Work to be completed: Retype each entry exactly.

(Web page and app entries)
%%
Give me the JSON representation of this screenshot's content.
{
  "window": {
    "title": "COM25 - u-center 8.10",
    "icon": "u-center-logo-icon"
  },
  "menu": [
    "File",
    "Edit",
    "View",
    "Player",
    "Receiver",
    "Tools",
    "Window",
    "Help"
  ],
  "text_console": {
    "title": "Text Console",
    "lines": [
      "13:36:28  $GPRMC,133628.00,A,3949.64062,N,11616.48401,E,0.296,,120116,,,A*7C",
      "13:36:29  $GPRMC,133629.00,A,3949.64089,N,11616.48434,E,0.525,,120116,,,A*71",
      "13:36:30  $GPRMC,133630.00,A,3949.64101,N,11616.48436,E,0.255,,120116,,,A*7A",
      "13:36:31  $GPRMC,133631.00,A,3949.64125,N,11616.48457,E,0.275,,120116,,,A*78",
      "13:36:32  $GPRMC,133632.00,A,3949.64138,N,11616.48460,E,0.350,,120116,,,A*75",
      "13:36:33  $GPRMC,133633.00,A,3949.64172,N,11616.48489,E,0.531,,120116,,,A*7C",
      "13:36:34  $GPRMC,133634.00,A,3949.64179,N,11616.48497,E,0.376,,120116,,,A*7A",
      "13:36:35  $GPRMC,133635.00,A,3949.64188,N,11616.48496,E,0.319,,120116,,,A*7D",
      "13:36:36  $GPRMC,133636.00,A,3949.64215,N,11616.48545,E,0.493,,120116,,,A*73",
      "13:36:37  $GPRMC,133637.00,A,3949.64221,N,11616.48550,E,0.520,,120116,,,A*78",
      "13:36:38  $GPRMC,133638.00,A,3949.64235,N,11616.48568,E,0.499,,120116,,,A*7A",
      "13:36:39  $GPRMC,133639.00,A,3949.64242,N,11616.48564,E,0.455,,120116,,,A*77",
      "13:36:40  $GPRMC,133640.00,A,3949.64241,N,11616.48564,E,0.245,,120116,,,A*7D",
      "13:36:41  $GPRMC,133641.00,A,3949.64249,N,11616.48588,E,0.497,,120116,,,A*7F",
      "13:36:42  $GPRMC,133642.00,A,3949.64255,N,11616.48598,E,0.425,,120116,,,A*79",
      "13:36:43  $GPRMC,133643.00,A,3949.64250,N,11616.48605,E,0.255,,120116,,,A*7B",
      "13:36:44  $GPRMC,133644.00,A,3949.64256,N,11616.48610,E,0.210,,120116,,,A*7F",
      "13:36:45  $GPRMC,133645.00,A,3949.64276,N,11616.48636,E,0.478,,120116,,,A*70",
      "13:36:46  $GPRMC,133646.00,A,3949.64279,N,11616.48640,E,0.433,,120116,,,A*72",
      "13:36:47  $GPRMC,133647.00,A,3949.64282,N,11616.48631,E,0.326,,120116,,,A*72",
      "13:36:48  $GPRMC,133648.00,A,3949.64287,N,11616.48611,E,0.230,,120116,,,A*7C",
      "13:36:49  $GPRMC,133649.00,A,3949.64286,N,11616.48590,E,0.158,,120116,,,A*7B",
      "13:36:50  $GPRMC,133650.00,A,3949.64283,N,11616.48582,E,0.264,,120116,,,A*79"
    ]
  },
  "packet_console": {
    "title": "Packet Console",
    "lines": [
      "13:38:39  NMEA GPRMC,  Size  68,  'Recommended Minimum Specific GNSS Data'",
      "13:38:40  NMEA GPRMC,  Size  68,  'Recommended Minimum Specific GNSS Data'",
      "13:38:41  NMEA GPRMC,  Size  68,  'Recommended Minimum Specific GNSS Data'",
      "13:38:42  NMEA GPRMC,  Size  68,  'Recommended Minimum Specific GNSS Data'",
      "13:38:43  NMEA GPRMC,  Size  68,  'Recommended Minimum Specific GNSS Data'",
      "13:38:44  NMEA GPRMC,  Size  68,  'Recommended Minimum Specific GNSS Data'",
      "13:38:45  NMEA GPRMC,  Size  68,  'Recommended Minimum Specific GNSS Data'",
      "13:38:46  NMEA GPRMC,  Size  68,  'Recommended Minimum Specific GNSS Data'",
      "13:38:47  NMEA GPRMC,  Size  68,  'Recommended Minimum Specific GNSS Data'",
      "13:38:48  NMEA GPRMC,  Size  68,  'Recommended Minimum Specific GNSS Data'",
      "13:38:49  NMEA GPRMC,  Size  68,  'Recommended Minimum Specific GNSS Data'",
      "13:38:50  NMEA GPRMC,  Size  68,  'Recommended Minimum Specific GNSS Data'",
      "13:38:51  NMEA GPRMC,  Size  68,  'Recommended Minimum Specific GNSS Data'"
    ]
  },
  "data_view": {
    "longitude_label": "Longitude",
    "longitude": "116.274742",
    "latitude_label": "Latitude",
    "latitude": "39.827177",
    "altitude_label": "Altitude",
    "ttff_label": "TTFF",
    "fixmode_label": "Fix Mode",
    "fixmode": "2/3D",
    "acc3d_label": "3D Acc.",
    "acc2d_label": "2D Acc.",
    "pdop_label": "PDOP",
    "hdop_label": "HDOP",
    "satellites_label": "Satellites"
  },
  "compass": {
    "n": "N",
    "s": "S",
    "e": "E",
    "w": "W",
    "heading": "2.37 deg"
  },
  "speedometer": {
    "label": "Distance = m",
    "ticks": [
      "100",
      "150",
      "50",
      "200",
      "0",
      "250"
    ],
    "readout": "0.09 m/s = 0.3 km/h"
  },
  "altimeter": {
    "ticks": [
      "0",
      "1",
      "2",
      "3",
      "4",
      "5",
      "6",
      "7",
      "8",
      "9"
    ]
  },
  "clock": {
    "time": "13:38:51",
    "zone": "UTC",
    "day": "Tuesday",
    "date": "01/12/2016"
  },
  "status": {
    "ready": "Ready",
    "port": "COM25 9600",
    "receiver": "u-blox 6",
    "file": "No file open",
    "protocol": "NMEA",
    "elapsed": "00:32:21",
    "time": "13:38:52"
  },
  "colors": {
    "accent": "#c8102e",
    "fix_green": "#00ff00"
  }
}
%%
Completed exercise:
Give me the JSON representation of this screenshot's content.
{
  "window": {
    "title": "COM25 - u-center 8.10",
    "icon": "u-center-logo-icon"
  },
  "menu": [
    "File",
    "Edit",
    "View",
    "Player",
    "Receiver",
    "Tools",
    "Window",
    "Help"
  ],
  "text_console": {
    "title": "Text Console",
    "lines": [
      "13:36:28  $GPRMC,133628.00,A,3949.64062,N,11616.48401,E,0.296,,120116,,,A*7C",
      "13:36:29  $GPRMC,133629.00,A,3949.64089,N,11616.48434,E,0.525,,120116,,,A*71",
      "13:36:30  $GPRMC,133630.00,A,3949.64101,N,11616.48436,E,0.255,,120116,,,A*7A",
      "13:36:31  $GPRMC,133631.00,A,3949.64125,N,11616.48457,E,0.275,,120116,,,A*78",
      "13:36:32  $GPRMC,133632.00,A,3949.64138,N,11616.48460,E,0.350,,120116,,,A*75",
      "13:36:33  $GPRMC,133633.00,A,3949.64172,N,11616.48489,E,0.531,,120116,,,A*7C",
      "13:36:34  $GPRMC,133634.00,A,3949.64179,N,11616.48497,E,0.376,,120116,,,A*7A",
      "13:36:35  $GPRMC,133635.00,A,3949.64188,N,11616.48496,E,0.319,,120116,,,A*7D",
      "13:36:36  $GPRMC,133636.00,A,3949.64215,N,11616.48545,E,0.493,,120116,,,A*73",
      "13:36:37  $GPRMC,133637.00,A,3949.64221,N,11616.48550,E,0.520,,120116,,,A*78",
      "13:36:38  $GPRMC,133638.00,A,3949.64235,N,11616.48568,E,0.499,,120116,,,A*7A",
      "13:36:39  $GPRMC,133639.00,A,3949.64242,N,11616.48564,E,0.455,,120116,,,A*77",
      "13:36:40  $GPRMC,133640.00,A,3949.64241,N,11616.48564,E,0.245,,120116,,,A*7D",
      "13:36:41  $GPRMC,133641.00,A,3949.64249,N,11616.48588,E,0.497,,120116,,,A*7F",
      "13:36:42  $GPRMC,133642.00,A,3949.64255,N,11616.48598,E,0.425,,120116,,,A*79",
      "13:36:43  $GPRMC,133643.00,A,3949.64250,N,11616.48605,E,0.255,,120116,,,A*7B",
      "13:36:44  $GPRMC,133644.00,A,3949.64256,N,11616.48610,E,0.210,,120116,,,A*7F",
      "13:36:45  $GPRMC,133645.00,A,3949.64276,N,11616.48636,E,0.478,,120116,,,A*70",
      "13:36:46  $GPRMC,133646.00,A,3949.64279,N,11616.48640,E,0.433,,120116,,,A*72",
      "13:36:47  $GPRMC,133647.00,A,3949.64282,N,11616.48631,E,0.326,,120116,,,A*72",
      "13:36:48  $GPRMC,133648.00,A,3949.64287,N,11616.48611,E,0.230,,120116,,,A*7C",
      "13:36:49  $GPRMC,133649.00,A,3949.64286,N,11616.48590,E,0.158,,120116,,,A*7B",
      "13:36:50  $GPRMC,133650.00,A,3949.64283,N,11616.48582,E,0.264,,120116,,,A*79"
    ]
  },
  "packet_console": {
    "title": "Packet Console",
    "lines": [
      "13:38:39  NMEA GPRMC,  Size  68,  'Recommended Minimum Specific GNSS Data'",
      "13:38:40  NMEA GPRMC,  Size  68,  'Recommended Minimum Specific GNSS Data'",
      "13:38:41  NMEA GPRMC,  Size  68,  'Recommended Minimum Specific GNSS Data'",
      "13:38:42  NMEA GPRMC,  Size  68,  'Recommended Minimum Specific GNSS Data'",
      "13:38:43  NMEA GPRMC,  Size  68,  'Recommended Minimum Specific GNSS Data'",
      "13:38:44  NMEA GPRMC,  Size  68,  'Recommended Minimum Specific GNSS Data'",
      "13:38:45  NMEA GPRMC,  Size  68,  'Recommended Minimum Specific GNSS Data'",
      "13:38:46  NMEA GPRMC,  Size  68,  'Recommended Minimum Specific GNSS Data'",
      "13:38:47  NMEA GPRMC,  Size  68,  'Recommended Minimum Specific GNSS Data'",
      "13:38:48  NMEA GPRMC,  Size  68,  'Recommended Minimum Specific GNSS Data'",
      "13:38:49  NMEA GPRMC,  Size  68,  'Recommended Minimum Specific GNSS Data'",
      "13:38:50  NMEA GPRMC,  Size  68,  'Recommended Minimum Specific GNSS Data'",
      "13:38:51  NMEA GPRMC,  Size  68,  'Recommended Minimum Specific GNSS Data'"
    ]
  },
  "data_view": {
    "longitude_label": "Longitude",
    "longitude": "116.274742",
    "latitude_label": "Latitude",
    "latitude": "39.827177",
    "altitude_label": "Altitude",
    "ttff_label": "TTFF",
    "fixmode_label": "Fix Mode",
    "fixmode": "2/3D",
    "acc3d_label": "3D Acc.",
    "acc2d_label": "2D Acc.",
    "pdop_label": "PDOP",
    "hdop_label": "HDOP",
    "satellites_label": "Satellites"
  },
  "compass": {
    "n": "N",
    "s": "S",
    "e": "E",
    "w": "W",
    "heading": "2.37 deg"
  },
  "speedometer": {
    "label": "Distance = m",
    "ticks": [
      "100",
      "150",
      "50",
      "200",
      "0",
      "250"
    ],
    "readout": "0.09 m/s = 0.3 km/h"
  },
  "altimeter": {
    "ticks": [
      "0",
      "1",
      "2",
      "3",
      "4",
      "5",
      "6",
      "7",
      "8",
      "9"
    ]
  },
  "clock": {
    "time": "13:38:51",
    "zone": "UTC",
    "day": "Tuesday",
    "date": "01/12/2016"
  },
  "status": {
    "ready": "Ready",
    "port": "COM25 9600",
    "receiver": "u-blox 6",
    "file": "No file open",
    "protocol": "NMEA",
    "elapsed": "00:32:21",
    "time": "13:38:52"
  },
  "colors": {
    "accent": "#c8102e",
    "fix_green": "#00ff00"
  }
}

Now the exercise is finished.